Copy out each line below containing "true".

-*-*-

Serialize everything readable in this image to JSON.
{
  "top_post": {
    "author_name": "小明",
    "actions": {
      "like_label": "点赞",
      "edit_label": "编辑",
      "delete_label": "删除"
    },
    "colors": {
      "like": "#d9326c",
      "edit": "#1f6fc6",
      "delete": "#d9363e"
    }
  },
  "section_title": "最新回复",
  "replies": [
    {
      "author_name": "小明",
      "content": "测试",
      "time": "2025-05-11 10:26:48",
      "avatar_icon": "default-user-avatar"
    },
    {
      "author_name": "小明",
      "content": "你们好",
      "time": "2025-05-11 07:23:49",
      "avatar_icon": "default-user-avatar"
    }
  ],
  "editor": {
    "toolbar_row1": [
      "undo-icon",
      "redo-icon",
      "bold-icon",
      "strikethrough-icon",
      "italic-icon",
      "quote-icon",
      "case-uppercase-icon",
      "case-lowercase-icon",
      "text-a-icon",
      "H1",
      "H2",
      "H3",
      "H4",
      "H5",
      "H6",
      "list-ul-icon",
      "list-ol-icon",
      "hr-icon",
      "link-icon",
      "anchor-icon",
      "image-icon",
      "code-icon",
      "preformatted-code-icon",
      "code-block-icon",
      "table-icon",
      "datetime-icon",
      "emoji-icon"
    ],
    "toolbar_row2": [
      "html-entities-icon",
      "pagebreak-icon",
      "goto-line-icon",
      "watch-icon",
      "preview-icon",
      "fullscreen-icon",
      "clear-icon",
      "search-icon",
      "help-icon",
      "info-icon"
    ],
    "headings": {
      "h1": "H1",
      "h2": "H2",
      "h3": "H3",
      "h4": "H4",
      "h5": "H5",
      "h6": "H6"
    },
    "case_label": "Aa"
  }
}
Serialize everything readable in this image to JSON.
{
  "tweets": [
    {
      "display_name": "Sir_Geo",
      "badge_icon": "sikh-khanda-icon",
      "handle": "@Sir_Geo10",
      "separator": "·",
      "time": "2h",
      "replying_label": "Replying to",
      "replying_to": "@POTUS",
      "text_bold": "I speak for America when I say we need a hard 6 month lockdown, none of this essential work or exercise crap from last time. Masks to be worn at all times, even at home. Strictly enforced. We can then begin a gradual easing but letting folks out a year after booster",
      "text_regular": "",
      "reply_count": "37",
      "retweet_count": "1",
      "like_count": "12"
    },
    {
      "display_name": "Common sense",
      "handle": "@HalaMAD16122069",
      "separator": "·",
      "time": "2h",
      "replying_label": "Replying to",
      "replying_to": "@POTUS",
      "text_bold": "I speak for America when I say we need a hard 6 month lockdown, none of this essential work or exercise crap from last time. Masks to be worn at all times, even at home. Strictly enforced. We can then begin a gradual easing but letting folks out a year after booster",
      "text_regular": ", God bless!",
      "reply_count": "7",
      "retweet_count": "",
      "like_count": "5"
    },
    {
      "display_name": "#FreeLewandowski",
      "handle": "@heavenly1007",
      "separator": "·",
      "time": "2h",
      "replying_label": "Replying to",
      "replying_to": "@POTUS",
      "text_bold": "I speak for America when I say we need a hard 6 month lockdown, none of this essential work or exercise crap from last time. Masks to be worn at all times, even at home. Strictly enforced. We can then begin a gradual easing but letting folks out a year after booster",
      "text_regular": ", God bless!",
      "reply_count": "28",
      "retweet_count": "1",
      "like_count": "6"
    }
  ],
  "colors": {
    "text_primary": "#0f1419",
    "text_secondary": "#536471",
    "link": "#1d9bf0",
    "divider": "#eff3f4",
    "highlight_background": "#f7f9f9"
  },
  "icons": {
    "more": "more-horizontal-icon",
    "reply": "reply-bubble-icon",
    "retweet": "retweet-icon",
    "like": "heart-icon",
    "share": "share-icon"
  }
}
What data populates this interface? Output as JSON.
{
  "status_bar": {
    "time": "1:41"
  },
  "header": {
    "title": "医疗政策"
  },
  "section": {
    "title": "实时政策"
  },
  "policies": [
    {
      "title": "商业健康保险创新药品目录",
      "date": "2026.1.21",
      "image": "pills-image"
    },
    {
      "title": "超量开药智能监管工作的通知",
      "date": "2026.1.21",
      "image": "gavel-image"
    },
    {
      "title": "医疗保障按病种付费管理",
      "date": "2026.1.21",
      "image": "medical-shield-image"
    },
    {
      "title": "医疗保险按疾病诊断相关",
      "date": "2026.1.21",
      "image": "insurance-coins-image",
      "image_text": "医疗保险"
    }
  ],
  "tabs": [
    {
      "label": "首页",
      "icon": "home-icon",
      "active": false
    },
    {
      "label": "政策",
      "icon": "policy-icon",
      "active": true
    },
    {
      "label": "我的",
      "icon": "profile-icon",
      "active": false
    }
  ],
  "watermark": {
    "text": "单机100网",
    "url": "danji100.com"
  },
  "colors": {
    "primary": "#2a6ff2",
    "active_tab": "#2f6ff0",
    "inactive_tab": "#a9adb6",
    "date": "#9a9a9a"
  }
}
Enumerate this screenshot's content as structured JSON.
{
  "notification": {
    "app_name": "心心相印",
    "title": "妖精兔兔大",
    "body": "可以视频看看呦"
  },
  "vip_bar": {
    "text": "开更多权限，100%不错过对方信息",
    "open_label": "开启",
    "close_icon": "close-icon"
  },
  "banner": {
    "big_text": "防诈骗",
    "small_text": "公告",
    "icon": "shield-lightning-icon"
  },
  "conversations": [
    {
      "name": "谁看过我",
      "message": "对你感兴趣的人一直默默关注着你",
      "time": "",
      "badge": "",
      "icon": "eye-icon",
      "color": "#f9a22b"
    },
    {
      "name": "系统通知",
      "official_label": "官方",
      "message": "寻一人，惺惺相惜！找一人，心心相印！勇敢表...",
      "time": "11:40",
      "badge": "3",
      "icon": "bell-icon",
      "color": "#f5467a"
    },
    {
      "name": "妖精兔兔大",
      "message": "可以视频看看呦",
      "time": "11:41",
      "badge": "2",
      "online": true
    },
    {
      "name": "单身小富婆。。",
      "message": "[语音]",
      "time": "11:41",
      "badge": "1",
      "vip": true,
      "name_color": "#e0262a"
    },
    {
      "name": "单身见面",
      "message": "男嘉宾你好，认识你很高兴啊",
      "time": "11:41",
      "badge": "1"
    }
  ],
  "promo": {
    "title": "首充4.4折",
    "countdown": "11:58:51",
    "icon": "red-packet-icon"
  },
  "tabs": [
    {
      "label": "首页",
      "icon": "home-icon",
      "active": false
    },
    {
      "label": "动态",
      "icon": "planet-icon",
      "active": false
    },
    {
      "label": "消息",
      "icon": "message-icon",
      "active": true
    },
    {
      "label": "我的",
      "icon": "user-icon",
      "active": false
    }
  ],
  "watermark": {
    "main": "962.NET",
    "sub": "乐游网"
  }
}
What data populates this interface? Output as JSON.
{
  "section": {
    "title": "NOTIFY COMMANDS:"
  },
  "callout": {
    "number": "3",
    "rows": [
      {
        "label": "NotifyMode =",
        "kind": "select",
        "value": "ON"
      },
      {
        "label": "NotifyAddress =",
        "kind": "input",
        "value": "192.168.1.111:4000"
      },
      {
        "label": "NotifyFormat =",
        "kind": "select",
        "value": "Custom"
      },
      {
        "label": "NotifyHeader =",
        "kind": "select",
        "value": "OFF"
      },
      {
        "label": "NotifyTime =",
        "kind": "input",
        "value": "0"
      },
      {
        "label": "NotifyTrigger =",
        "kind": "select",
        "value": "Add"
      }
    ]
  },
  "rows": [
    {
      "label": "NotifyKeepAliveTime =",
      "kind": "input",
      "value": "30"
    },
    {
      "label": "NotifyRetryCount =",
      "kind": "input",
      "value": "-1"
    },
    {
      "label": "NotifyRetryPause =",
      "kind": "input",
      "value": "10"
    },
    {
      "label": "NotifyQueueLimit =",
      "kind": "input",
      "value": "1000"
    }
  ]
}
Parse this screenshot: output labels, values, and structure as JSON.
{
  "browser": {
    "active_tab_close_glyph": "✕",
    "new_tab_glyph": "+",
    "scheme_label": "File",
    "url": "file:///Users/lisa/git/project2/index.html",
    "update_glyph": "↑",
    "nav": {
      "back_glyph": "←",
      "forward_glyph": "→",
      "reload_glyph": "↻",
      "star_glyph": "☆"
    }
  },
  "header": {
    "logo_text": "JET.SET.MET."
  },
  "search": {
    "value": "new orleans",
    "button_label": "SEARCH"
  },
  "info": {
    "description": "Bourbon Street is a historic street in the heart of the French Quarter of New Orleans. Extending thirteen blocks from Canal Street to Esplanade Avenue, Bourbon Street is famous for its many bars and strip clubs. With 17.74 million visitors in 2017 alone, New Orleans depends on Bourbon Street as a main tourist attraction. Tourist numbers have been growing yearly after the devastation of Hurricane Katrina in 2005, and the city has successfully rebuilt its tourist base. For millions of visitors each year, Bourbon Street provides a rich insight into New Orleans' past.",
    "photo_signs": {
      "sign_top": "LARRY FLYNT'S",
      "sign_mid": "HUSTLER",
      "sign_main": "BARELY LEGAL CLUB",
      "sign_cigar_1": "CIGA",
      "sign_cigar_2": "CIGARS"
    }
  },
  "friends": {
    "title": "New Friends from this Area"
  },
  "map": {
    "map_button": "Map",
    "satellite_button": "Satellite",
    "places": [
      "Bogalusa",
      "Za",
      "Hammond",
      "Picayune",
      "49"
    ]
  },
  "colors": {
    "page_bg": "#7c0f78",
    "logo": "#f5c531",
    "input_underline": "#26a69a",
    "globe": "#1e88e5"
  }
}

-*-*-

◆ **Written solution**:
      "active": true
      "online": true
      "vip": true,
      "active": true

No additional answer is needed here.